• _Task instructions_: Your answer should be every line of the records that contains the word "icon".

• _Data extracts_:
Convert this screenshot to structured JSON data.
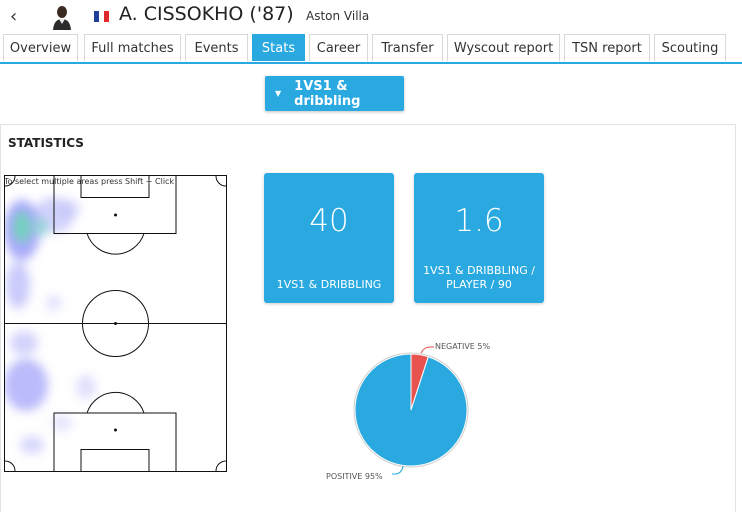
{
  "header": {
    "back_icon": "chevron-left-icon",
    "player_name": "A. CISSOKHO ('87)",
    "club": "Aston Villa",
    "flag_colors": [
      "#1f3f9a",
      "#ffffff",
      "#e02a2a"
    ]
  },
  "tabs": [
    {
      "label": "Overview",
      "active": false
    },
    {
      "label": "Full matches",
      "active": false
    },
    {
      "label": "Events",
      "active": false
    },
    {
      "label": "Stats",
      "active": true
    },
    {
      "label": "Career",
      "active": false
    },
    {
      "label": "Transfer",
      "active": false
    },
    {
      "label": "Wyscout report",
      "active": false
    },
    {
      "label": "TSN report",
      "active": false
    },
    {
      "label": "Scouting",
      "active": false
    }
  ],
  "dropdown": {
    "label": "1VS1 & dribbling",
    "caret_icon": "caret-down-icon"
  },
  "stats": {
    "title": "STATISTICS",
    "pitch_hint": "To select multiple areas press Shift + Click",
    "cards": [
      {
        "value": "40",
        "label": "1VS1 & DRIBBLING"
      },
      {
        "value": "1.6",
        "label": "1VS1 & DRIBBLING / PLAYER / 90"
      }
    ]
  },
  "chart_data": {
    "type": "pie",
    "slices": [
      {
        "label": "POSITIVE 95%",
        "value": 95,
        "color": "#29a9e0"
      },
      {
        "label": "NEGATIVE 5%",
        "value": 5,
        "color": "#e8534f"
      }
    ]
  },
  "colors": {
    "accent": "#29a9e0",
    "negative": "#e8534f"
  }
}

• _Your response_:
    "back_icon": "chevron-left-icon",
    "caret_icon": "caret-down-icon"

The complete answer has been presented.